This recalls the often murky interaction of the dramaturg with the territories of literary advisors or in-house literary departments, which are far more common in this country. Perhaps a dramaturg attached to a theatre or company, rather than a creative partnership or project, might have the same concerns as a literary manager with regards to overseeing a cohesive programme while at the same time scrutinising and developing individual plays. However, it’d be inaccurate to characterise dramaturgy as tied to the ‘literary’ aspect of theatre: plenty of dramaturgs are skilled in movement, applying their discipline to dance and physical theatre.
I’m still figuring out how to survive as dramaturg and how to market myself, though the most common way seems to remain through references. This does the job of shifting the focus back to the relationships at the heart of making theatre and allows for proper detail and credit to be given, but as a system it’s still precarious, and easily abused by nepotism and gatekeeping.

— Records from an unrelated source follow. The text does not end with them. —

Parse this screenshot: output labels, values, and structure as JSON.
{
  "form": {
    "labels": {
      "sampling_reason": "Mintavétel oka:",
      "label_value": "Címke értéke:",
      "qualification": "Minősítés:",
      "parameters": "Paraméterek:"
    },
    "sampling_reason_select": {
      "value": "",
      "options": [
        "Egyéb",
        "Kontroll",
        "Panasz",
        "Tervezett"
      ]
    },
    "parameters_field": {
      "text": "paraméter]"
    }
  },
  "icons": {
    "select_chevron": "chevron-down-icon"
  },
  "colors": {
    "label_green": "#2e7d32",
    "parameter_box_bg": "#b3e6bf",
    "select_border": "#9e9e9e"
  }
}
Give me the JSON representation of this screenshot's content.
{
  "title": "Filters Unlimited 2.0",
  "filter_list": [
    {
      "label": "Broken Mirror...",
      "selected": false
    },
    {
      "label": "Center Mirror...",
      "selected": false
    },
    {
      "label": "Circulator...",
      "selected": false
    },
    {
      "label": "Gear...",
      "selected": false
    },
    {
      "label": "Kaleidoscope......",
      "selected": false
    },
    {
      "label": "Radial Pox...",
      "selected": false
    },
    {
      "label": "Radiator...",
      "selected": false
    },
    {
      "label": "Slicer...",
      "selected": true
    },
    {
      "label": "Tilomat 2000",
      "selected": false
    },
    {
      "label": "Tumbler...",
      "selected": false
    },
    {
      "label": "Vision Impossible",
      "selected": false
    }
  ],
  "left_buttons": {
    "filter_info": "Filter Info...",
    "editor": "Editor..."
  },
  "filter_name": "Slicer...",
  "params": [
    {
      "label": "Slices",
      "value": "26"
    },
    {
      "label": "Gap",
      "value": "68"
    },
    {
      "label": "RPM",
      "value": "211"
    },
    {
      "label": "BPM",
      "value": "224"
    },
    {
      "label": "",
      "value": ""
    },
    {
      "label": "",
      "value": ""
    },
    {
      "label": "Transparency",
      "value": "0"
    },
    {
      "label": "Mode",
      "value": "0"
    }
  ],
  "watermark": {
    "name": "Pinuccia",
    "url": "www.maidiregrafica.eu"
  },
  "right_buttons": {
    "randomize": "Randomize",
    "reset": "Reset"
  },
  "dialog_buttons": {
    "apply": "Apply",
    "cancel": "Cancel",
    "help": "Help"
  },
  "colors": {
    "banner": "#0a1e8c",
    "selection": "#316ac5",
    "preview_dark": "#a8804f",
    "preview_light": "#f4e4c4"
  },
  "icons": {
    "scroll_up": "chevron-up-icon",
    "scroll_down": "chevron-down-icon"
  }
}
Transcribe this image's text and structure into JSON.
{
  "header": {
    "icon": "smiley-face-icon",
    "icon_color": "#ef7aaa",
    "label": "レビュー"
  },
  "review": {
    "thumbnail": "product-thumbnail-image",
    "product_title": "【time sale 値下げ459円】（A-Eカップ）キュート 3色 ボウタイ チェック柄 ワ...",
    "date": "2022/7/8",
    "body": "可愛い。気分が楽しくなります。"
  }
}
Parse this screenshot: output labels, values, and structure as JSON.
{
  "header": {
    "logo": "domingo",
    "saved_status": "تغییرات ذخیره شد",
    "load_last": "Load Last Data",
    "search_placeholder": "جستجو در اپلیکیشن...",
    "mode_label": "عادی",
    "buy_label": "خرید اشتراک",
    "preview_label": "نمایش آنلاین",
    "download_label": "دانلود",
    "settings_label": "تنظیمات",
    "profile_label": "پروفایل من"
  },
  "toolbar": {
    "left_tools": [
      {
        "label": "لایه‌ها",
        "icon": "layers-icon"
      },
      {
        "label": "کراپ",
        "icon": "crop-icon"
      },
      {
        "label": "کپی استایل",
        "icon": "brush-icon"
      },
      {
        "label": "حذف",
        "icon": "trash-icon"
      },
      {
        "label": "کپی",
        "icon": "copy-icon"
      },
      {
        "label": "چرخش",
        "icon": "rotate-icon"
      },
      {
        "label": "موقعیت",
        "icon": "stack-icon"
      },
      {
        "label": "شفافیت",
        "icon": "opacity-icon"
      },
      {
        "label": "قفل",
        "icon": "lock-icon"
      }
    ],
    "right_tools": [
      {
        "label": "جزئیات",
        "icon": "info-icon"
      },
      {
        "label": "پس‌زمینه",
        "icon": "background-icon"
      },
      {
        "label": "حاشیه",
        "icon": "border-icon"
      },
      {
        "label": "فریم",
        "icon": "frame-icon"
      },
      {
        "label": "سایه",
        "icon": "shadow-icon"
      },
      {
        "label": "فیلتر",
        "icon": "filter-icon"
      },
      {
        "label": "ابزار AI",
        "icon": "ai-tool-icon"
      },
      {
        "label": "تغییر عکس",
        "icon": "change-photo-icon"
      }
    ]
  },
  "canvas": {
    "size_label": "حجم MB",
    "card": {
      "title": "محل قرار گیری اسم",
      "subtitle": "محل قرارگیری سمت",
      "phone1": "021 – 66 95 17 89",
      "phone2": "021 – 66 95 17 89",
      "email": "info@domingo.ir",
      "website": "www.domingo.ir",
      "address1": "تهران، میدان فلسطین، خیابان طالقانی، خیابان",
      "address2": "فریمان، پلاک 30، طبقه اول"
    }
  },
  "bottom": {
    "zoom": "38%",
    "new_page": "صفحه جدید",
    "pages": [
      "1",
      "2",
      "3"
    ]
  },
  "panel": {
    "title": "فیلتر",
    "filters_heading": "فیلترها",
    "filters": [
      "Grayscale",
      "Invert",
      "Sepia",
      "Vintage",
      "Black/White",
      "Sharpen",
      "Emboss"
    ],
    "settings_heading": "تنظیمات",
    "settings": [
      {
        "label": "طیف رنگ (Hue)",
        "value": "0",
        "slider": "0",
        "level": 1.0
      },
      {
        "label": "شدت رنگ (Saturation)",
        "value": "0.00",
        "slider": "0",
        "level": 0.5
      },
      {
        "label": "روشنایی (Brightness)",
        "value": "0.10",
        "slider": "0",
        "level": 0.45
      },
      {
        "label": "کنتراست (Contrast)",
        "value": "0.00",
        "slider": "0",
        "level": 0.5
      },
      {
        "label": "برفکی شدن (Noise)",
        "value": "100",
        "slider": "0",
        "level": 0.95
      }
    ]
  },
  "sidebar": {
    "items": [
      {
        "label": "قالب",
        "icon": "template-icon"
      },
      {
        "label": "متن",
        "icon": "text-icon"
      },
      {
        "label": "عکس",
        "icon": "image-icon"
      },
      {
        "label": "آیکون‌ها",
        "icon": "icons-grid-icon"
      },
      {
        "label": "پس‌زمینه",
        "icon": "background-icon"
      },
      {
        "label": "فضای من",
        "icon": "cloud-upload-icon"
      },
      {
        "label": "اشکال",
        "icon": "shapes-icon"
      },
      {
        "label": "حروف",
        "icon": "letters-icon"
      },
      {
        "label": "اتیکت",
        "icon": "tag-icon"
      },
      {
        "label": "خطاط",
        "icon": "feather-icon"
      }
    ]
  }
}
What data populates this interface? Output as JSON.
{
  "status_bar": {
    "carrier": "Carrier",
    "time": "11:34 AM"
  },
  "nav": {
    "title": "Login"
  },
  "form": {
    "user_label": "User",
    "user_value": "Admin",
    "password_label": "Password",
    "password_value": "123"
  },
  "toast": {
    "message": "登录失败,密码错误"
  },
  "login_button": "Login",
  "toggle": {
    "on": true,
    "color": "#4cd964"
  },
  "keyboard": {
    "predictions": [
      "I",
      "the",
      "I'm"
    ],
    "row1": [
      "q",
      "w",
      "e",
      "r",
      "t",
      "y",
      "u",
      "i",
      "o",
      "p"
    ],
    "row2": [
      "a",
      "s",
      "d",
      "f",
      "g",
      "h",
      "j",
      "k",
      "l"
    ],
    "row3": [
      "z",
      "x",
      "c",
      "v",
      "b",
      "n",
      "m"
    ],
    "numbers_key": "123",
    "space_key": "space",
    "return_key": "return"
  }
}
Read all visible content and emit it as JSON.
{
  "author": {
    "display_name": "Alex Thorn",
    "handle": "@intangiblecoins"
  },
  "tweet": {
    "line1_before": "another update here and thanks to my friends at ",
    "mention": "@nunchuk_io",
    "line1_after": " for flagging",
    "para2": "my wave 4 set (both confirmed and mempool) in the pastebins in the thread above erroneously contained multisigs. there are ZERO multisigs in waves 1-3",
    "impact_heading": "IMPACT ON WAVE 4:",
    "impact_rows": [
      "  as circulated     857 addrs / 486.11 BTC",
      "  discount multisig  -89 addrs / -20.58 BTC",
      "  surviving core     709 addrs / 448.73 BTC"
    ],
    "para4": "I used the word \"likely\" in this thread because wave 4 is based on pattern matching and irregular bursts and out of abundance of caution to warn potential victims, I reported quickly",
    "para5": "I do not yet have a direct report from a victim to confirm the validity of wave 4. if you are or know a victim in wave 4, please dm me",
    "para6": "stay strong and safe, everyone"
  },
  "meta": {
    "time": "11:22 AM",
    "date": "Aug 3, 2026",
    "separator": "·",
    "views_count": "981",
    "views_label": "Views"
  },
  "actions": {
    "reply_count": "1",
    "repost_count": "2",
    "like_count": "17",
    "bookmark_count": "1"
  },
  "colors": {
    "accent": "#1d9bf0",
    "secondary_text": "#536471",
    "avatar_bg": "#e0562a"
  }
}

An alternative would likely call for more trust, and for us to be better to each other than capitalism would like. It’d involve recognising when a real difference has been made in the work, no matter the person it comes from, and not shying away from breaking out the big word. More people discussing, taking part in and making a living from theatre is something we all aim for, and discarding inflexible ideas of the structure of theatremaking benefits both us and the art. Our opportunities offstage can and should reflect the variety and difference we put onstage because there isn’t just one correct way to do theatre, which each new production never fails to prove to us.
(All of which is in fact a roundabout way of saying “Ben Power, I’ve got you in my sights.”)